Shortly after the bombing, the world knows Richard Jewell’s name and he’s hailed as a hero for discovering the threat and alerting authorities. That nice and all but a reporter named Kathy Scruggs (Olivia Wilde) is looking for a hot story and finds something involving Jewell. Now, there has been some talk regarding Scruggs’ representation as someone who will even offer sex to get information, a rather unethical journalistic practice. This has been disputed by co-workers and friends and unfortunately Scruggs died in 2001, so she’s not here to defend herself. From what I’ve read she was a reporter was willing to do whatever it took to get the story she was seeking. Discussions on the trope of female reporters who sleep with sources should be held, but I think her role in the film still works.
Thematically, Wilde acts as a symbol of how journalism’s need for a story sometimes proves more important than the actual story. Her article outed Richard as a potential FBI subject of interest and basically accused him of placing that backpack on the park grounds. That information might have been gathered from an FBI agent, but it was her responsibility as a reporter to confirm the facts first, yet the story was run anyway. I do love (or feel regretful) how Richard Jewell shows the consequences of what this front-page story does to Richard’s life. He’s outed by the media with reporters camping outside his apartment. He can’t leave the house without being bombarded with questions and even his mother feels the stress of hearing her son’s name on the news as a possible perpetrator.
Kathy Bates is another great actress Eastwood selected who performs magnificently here. She’s shaken to her core and finds her whole world flipped upside down because of these events, believing in her son’s innocence and simply wanting people to to remember him as the man who saved countless lives that night. Rockwell is also very good as the lawyer who takes Richard’s case and also displays a generous amount of patience when dealing with his client.
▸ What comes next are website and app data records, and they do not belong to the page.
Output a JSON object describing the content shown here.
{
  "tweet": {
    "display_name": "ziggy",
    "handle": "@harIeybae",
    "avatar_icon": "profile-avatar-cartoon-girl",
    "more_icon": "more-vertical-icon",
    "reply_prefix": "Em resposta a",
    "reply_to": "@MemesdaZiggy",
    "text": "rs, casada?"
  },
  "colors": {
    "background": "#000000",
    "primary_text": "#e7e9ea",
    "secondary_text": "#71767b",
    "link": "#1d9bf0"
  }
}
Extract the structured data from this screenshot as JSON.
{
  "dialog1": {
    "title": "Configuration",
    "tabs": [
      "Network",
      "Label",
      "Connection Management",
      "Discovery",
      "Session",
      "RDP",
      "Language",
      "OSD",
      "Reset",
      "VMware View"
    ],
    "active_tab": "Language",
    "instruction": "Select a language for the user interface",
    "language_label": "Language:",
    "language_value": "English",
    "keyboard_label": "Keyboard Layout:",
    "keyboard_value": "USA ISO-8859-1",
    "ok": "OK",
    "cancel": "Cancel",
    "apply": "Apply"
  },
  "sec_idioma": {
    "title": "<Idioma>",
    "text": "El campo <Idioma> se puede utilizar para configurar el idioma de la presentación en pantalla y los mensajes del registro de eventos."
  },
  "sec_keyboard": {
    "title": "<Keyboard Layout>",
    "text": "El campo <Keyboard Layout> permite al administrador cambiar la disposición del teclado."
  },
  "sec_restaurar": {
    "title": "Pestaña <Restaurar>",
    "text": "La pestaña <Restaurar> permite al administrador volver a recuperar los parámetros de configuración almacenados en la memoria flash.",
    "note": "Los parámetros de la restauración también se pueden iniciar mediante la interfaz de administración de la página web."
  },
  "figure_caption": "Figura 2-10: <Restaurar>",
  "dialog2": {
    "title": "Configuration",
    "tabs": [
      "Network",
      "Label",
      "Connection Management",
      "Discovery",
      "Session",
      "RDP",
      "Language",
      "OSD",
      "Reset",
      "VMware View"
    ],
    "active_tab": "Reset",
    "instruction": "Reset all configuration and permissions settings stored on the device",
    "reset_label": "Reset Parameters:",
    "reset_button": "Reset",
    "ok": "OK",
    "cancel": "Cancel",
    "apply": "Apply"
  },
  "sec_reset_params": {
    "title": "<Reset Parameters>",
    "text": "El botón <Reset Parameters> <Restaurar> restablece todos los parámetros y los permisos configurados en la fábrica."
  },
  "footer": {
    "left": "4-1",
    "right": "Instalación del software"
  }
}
Remember when I said that Richard is a nice guy? Well he’s a bit too nice, especially to law enforcement looking to pin him as the man who orchestrated this attack. He’s told repeatedly to not talk the FBI and continues to do so simply to help out. It’s only until too late that Richard realizes that they are using various tricks in the book to give reason for his arrest. I also can’t forget about Jon Hamm as the FBI agent who seems like a nice guy but really has a job to do. Could you imagine being on house arrest even though you weren’t legally told you were? Richard Jewell lived in his apartment while reporters waited outside like a pack of wild vultures. His life and freedom were basically taken away for the sake of “trial-by-media” spectacle.
As a director, Eastwood tells a great story that’s very easy to follow. Screenwriter Billy Ray has crafted excellent dialogue and moments that feel both terrifying and heartbreaking, creating a character piece of a man who was just doing his job when lives were at risk, yet paid an unneeded price. Richard Jewell was a hero but it took forever to clear his name and lived a life of hell during the relentless investigation by the FBI.
Verdict: 5 out of 5 Stars
Not only is Richard Jewell a great drama, but it’s a sad retelling of the constant hounding one man faced by a public who wanted answers at the expense of truth. Effectively, it was a character assault on someone who wanted nothing more than to do the right thing. All the actors are great, the script is fantastic and Eastwood’s direction flows smoothly without ever feeling tedious. Paul Walter Hauser brings a commanding performance on the screen as the man who was unjustly pursued and somehow kept it all together. With the 2019 movie calendar coming to a close, Richard Jewell is one film to not miss and proof that Clint Eastwood isn’t close to retiring anytime soon.